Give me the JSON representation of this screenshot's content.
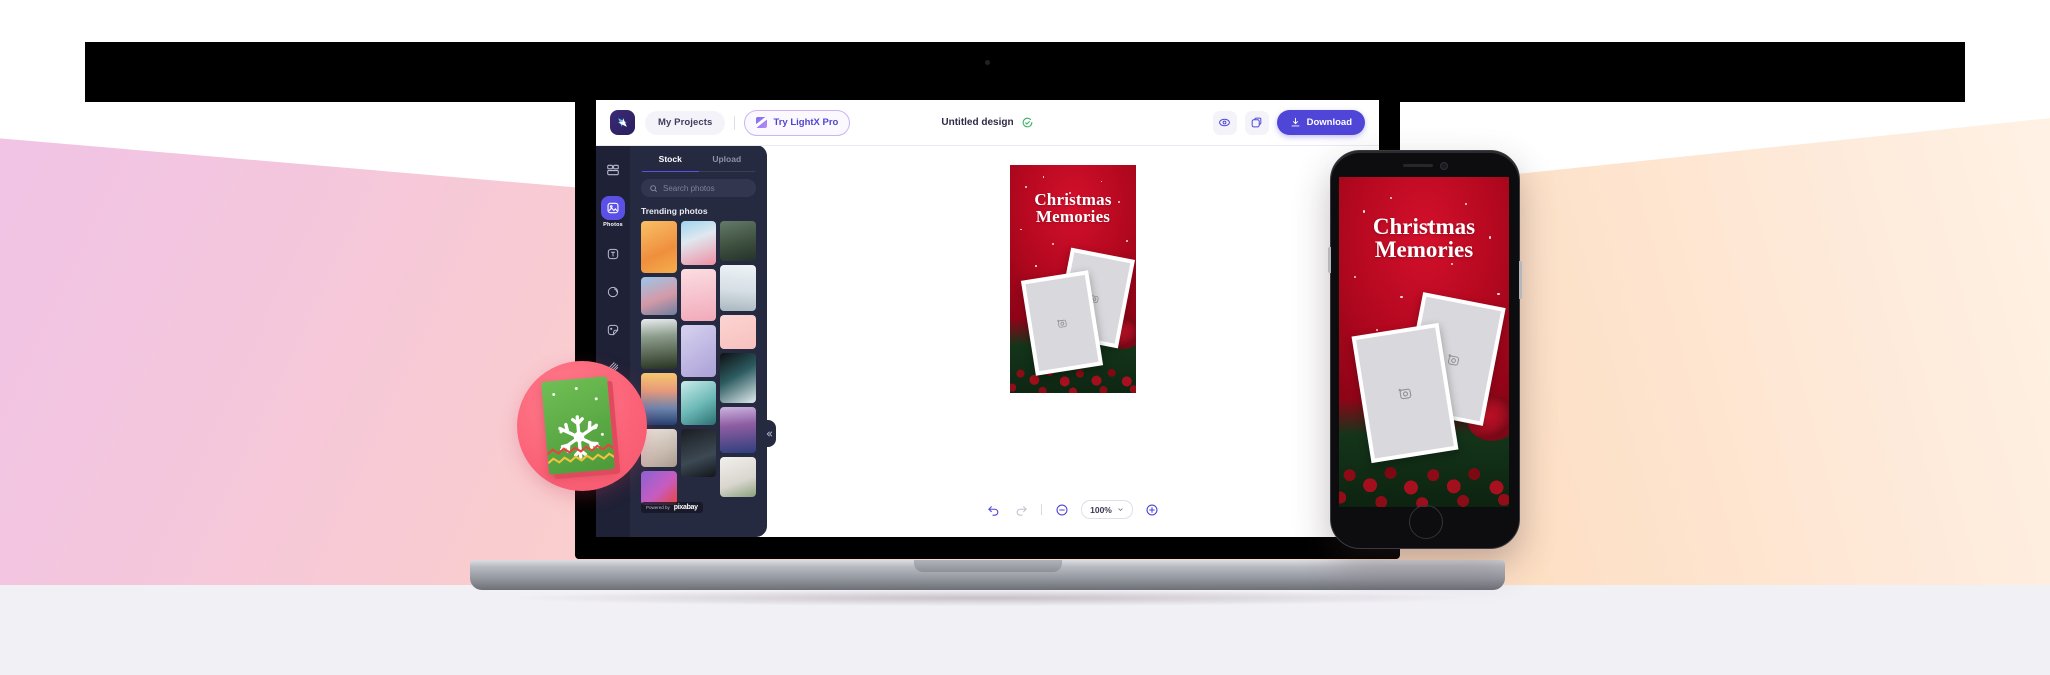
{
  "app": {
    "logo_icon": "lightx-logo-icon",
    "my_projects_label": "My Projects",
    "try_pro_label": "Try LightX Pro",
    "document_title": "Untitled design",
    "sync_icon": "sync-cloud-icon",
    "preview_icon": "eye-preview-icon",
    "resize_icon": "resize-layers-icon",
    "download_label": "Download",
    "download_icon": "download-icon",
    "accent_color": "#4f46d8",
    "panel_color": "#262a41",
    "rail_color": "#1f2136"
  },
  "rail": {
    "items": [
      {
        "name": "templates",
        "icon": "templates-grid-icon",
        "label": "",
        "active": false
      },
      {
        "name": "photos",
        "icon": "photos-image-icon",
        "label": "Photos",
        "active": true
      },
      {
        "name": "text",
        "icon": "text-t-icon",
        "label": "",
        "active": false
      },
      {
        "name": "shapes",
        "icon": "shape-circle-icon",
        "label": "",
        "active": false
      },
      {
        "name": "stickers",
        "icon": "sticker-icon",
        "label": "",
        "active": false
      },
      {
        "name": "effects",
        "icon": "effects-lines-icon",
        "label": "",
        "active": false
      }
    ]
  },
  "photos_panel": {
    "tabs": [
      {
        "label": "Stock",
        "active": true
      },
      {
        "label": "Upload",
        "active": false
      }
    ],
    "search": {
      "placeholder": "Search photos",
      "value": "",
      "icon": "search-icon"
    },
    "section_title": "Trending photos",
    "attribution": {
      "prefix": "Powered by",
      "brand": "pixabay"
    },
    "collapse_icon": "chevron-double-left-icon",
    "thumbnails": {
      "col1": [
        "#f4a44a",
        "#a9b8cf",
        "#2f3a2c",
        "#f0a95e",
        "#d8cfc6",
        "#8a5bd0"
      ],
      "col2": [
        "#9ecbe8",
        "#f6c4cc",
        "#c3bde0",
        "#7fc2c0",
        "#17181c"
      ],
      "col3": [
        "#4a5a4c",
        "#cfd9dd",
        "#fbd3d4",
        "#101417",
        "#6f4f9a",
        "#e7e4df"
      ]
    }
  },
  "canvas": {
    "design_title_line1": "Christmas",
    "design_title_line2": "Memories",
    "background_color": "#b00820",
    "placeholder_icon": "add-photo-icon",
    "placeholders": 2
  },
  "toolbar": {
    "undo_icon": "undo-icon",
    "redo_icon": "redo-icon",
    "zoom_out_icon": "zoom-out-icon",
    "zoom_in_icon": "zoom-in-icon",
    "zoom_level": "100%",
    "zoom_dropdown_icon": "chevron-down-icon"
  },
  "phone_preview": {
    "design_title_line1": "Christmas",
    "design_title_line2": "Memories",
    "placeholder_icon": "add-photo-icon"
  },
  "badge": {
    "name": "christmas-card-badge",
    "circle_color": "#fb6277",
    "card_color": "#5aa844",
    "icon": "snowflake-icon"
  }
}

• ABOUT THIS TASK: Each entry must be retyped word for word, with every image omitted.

• WRITTEN REPLY:
Give me the JSON representation of this screenshot's content.
{
  "app": {
    "logo_icon": "lightx-logo-icon",
    "my_projects_label": "My Projects",
    "try_pro_label": "Try LightX Pro",
    "document_title": "Untitled design",
    "sync_icon": "sync-cloud-icon",
    "preview_icon": "eye-preview-icon",
    "resize_icon": "resize-layers-icon",
    "download_label": "Download",
    "download_icon": "download-icon",
    "accent_color": "#4f46d8",
    "panel_color": "#262a41",
    "rail_color": "#1f2136"
  },
  "rail": {
    "items": [
      {
        "name": "templates",
        "icon": "templates-grid-icon",
        "label": "",
        "active": false
      },
      {
        "name": "photos",
        "icon": "photos-image-icon",
        "label": "Photos",
        "active": true
      },
      {
        "name": "text",
        "icon": "text-t-icon",
        "label": "",
        "active": false
      },
      {
        "name": "shapes",
        "icon": "shape-circle-icon",
        "label": "",
        "active": false
      },
      {
        "name": "stickers",
        "icon": "sticker-icon",
        "label": "",
        "active": false
      },
      {
        "name": "effects",
        "icon": "effects-lines-icon",
        "label": "",
        "active": false
      }
    ]
  },
  "photos_panel": {
    "tabs": [
      {
        "label": "Stock",
        "active": true
      },
      {
        "label": "Upload",
        "active": false
      }
    ],
    "search": {
      "placeholder": "Search photos",
      "value": "",
      "icon": "search-icon"
    },
    "section_title": "Trending photos",
    "attribution": {
      "prefix": "Powered by",
      "brand": "pixabay"
    },
    "collapse_icon": "chevron-double-left-icon",
    "thumbnails": {
      "col1": [
        "#f4a44a",
        "#a9b8cf",
        "#2f3a2c",
        "#f0a95e",
        "#d8cfc6",
        "#8a5bd0"
      ],
      "col2": [
        "#9ecbe8",
        "#f6c4cc",
        "#c3bde0",
        "#7fc2c0",
        "#17181c"
      ],
      "col3": [
        "#4a5a4c",
        "#cfd9dd",
        "#fbd3d4",
        "#101417",
        "#6f4f9a",
        "#e7e4df"
      ]
    }
  },
  "canvas": {
    "design_title_line1": "Christmas",
    "design_title_line2": "Memories",
    "background_color": "#b00820",
    "placeholder_icon": "add-photo-icon",
    "placeholders": 2
  },
  "toolbar": {
    "undo_icon": "undo-icon",
    "redo_icon": "redo-icon",
    "zoom_out_icon": "zoom-out-icon",
    "zoom_in_icon": "zoom-in-icon",
    "zoom_level": "100%",
    "zoom_dropdown_icon": "chevron-down-icon"
  },
  "phone_preview": {
    "design_title_line1": "Christmas",
    "design_title_line2": "Memories",
    "placeholder_icon": "add-photo-icon"
  },
  "badge": {
    "name": "christmas-card-badge",
    "circle_color": "#fb6277",
    "card_color": "#5aa844",
    "icon": "snowflake-icon"
  }
}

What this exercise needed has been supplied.